2018 was a big election year in Ohio. Republicans held onto all five statewide executive offices including governor and super majorities in both the Ohio House and Senate. But there were a few bright spots for Democrats, among them the reelection of U.S. Senator Sherrod Brown and the election of two Democrats to the Ohio Supreme Court.With election 2018 over, the focus now shifts to governing. Stay connected with the latest on politics, policies and people making the decisions at all levels affecting your lives.

New Bipartisan Group Will Tackle Redistricting

Picture of Catherine Turcer
Karen Kasler

State legislative leaders have formed a four-member bipartisan group to work on creating a new way to redraw Ohio’s Congressional district map, which will be redone after the 2020 census. But supporters of an effort already underway to change the map drawing process aren’t backing down.

Lawmakers have been considering Congressional redistricting for years, but the goal of this group is a plan to present to voters in May. But Catherine Turcer with Common Cause Ohio says 142,000 signatures have already been gathered by nonpartisan groups for their 2018 proposed ballot issue.

“We will not get derailed by the legislative effort just because it’s hard to believe it will actually come to fruition.”

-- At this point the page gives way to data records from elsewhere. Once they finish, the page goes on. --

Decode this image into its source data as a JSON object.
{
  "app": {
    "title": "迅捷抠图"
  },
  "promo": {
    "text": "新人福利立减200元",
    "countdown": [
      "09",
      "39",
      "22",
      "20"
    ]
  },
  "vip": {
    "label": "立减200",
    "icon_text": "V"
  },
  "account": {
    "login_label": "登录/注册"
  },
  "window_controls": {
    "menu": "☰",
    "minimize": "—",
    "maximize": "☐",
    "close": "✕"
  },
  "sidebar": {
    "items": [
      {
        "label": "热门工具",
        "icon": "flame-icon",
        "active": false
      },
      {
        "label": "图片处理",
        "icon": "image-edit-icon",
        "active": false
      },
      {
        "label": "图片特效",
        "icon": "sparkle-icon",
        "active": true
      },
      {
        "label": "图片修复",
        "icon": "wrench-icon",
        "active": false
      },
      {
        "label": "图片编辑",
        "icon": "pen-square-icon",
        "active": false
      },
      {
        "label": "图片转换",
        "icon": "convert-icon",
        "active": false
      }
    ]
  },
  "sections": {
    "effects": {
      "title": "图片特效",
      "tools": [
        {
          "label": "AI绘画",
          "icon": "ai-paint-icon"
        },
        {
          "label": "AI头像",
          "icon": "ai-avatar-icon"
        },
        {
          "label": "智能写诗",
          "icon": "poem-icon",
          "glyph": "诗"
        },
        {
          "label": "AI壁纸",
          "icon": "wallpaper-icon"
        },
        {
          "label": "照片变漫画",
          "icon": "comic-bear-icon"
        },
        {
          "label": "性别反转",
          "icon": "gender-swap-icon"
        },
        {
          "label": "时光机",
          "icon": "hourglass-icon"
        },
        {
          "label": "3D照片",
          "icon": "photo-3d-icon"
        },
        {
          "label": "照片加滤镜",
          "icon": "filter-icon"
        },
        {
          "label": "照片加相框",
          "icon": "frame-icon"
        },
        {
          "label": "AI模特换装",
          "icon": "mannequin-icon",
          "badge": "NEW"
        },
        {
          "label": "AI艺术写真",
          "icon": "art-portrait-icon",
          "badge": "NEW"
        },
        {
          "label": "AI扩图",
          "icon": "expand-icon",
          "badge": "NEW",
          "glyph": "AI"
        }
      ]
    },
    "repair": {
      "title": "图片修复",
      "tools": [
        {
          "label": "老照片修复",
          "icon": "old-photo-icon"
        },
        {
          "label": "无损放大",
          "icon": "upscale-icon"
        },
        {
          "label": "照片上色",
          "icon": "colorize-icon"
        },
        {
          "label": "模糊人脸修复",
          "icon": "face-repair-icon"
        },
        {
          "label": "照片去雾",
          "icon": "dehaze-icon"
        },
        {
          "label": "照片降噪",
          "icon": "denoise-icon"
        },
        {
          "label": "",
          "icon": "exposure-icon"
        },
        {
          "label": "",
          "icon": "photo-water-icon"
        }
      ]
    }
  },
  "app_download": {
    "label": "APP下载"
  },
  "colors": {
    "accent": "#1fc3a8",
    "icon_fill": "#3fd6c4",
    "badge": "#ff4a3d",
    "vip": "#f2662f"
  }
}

The legislative plan will likely keep the Congressional map drawing process with state lawmakers. The nonpartisan groups’ plan transfers that authority to the bipartisan commission that voters approved in 2015 to draw new maps for state lawmakers’ districts – a proposal that was created by lawmakers and endorsed by the nonpartisan groups.